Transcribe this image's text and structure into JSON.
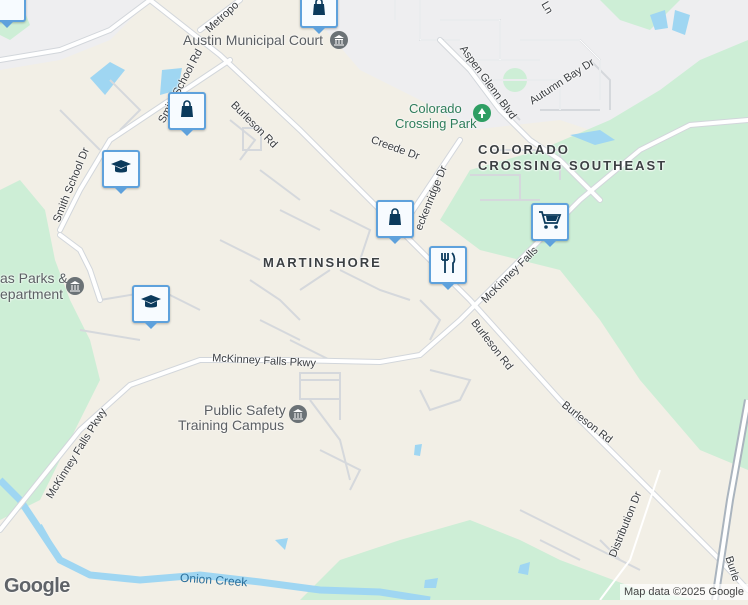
{
  "map": {
    "neighborhoods": {
      "martinshore": "MARTINSHORE",
      "colorado_crossing": "COLORADO CROSSING SOUTHEAST"
    },
    "colorado_crossing_lines": [
      "COLORADO",
      "CROSSING SOUTHEAST"
    ],
    "places": {
      "court": "Austin Municipal Court",
      "park_line1": "Colorado",
      "park_line2": "Crossing Park",
      "parks_dept_line1": "as Parks &",
      "parks_dept_line2": "epartment",
      "safety_line1": "Public Safety",
      "safety_line2": "Training Campus"
    },
    "roads": {
      "burleson_1": "Burleson Rd",
      "burleson_2": "Burleson Rd",
      "burleson_3": "Burleson Rd",
      "mckinney_1": "McKinney Falls Pkwy",
      "mckinney_2": "McKinney Falls Pkwy",
      "mckinney_3": "McKinney Falls",
      "aspen": "Aspen Glenn Blvd",
      "autumn": "Autumn Bay Dr",
      "creede": "Creede Dr",
      "breckenridge": "eckenridge Dr",
      "smith_school_1": "Smith School Rd",
      "smith_school_2": "Smith School Dr",
      "metropolis": "Metropo",
      "distribution": "Distribution Dr",
      "burle_edge": "Burle",
      "ln_edge": "Ln"
    },
    "water": {
      "onion_creek": "Onion Creek"
    },
    "pins": [
      {
        "type": "shopping",
        "icon": "shopping-bag-icon"
      },
      {
        "type": "shopping",
        "icon": "shopping-bag-icon"
      },
      {
        "type": "shopping",
        "icon": "shopping-bag-icon"
      },
      {
        "type": "school",
        "icon": "graduation-cap-icon"
      },
      {
        "type": "school",
        "icon": "graduation-cap-icon"
      },
      {
        "type": "restaurant",
        "icon": "fork-knife-icon"
      },
      {
        "type": "grocery",
        "icon": "shopping-cart-icon"
      }
    ],
    "colors": {
      "land": "#f2efe6",
      "park": "#cdeed6",
      "water": "#9fd6f2",
      "road": "#ffffff",
      "road_casing": "#c9ced3",
      "pin_border": "#5ea1dc"
    }
  },
  "branding": {
    "logo": "Google",
    "attribution": "Map data ©2025 Google"
  }
}
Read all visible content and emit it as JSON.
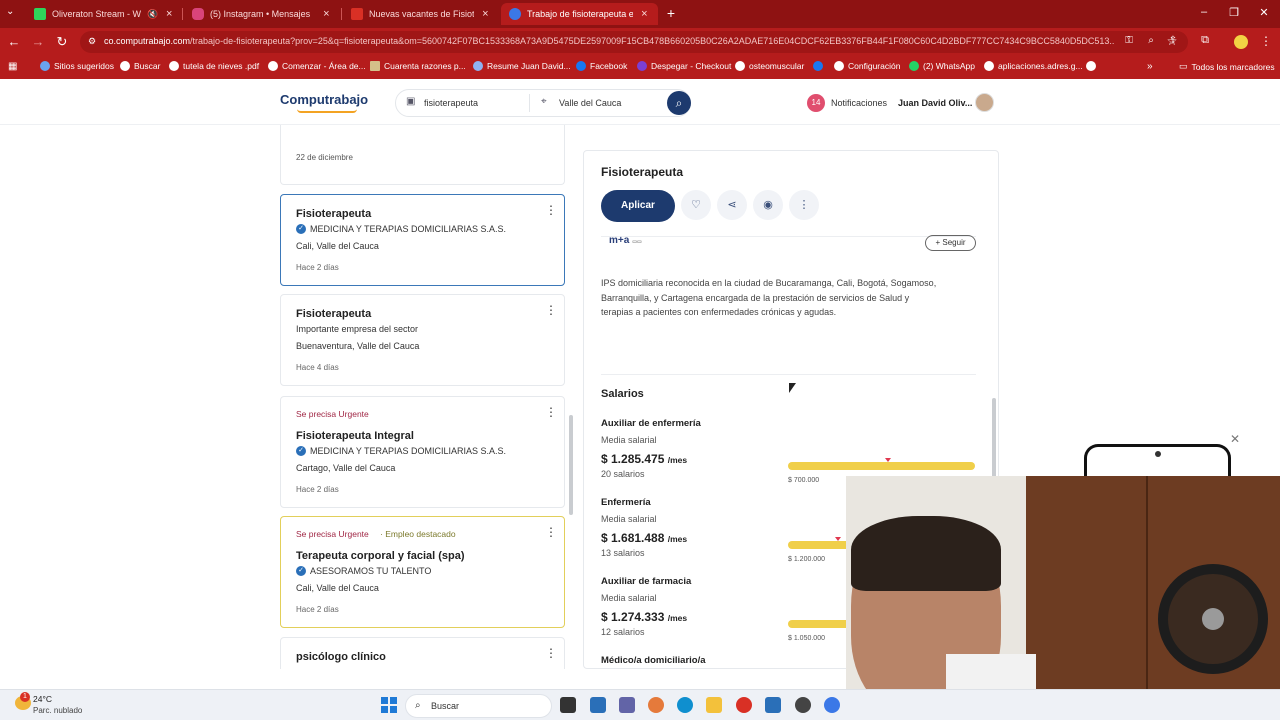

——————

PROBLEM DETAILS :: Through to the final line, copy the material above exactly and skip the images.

RESULT OF THE EXERCISE ::
Transcribe this image's text and structure into JSON.
{
  "map": {
    "neighborhoods": {
      "martinshore": "MARTINSHORE",
      "colorado_crossing": "COLORADO CROSSING SOUTHEAST"
    },
    "colorado_crossing_lines": [
      "COLORADO",
      "CROSSING SOUTHEAST"
    ],
    "places": {
      "court": "Austin Municipal Court",
      "park_line1": "Colorado",
      "park_line2": "Crossing Park",
      "parks_dept_line1": "as Parks &",
      "parks_dept_line2": "epartment",
      "safety_line1": "Public Safety",
      "safety_line2": "Training Campus"
    },
    "roads": {
      "burleson_1": "Burleson Rd",
      "burleson_2": "Burleson Rd",
      "burleson_3": "Burleson Rd",
      "mckinney_1": "McKinney Falls Pkwy",
      "mckinney_2": "McKinney Falls Pkwy",
      "mckinney_3": "McKinney Falls",
      "aspen": "Aspen Glenn Blvd",
      "autumn": "Autumn Bay Dr",
      "creede": "Creede Dr",
      "breckenridge": "eckenridge Dr",
      "smith_school_1": "Smith School Rd",
      "smith_school_2": "Smith School Dr",
      "metropolis": "Metropo",
      "distribution": "Distribution Dr",
      "burle_edge": "Burle",
      "ln_edge": "Ln"
    },
    "water": {
      "onion_creek": "Onion Creek"
    },
    "pins": [
      {
        "type": "shopping",
        "icon": "shopping-bag-icon"
      },
      {
        "type": "shopping",
        "icon": "shopping-bag-icon"
      },
      {
        "type": "shopping",
        "icon": "shopping-bag-icon"
      },
      {
        "type": "school",
        "icon": "graduation-cap-icon"
      },
      {
        "type": "school",
        "icon": "graduation-cap-icon"
      },
      {
        "type": "restaurant",
        "icon": "fork-knife-icon"
      },
      {
        "type": "grocery",
        "icon": "shopping-cart-icon"
      }
    ],
    "colors": {
      "land": "#f2efe6",
      "park": "#cdeed6",
      "water": "#9fd6f2",
      "road": "#ffffff",
      "road_casing": "#c9ced3",
      "pin_border": "#5ea1dc"
    }
  },
  "branding": {
    "logo": "Google",
    "attribution": "Map data ©2025 Google"
  }
}
Read all visible content and emit it as JSON.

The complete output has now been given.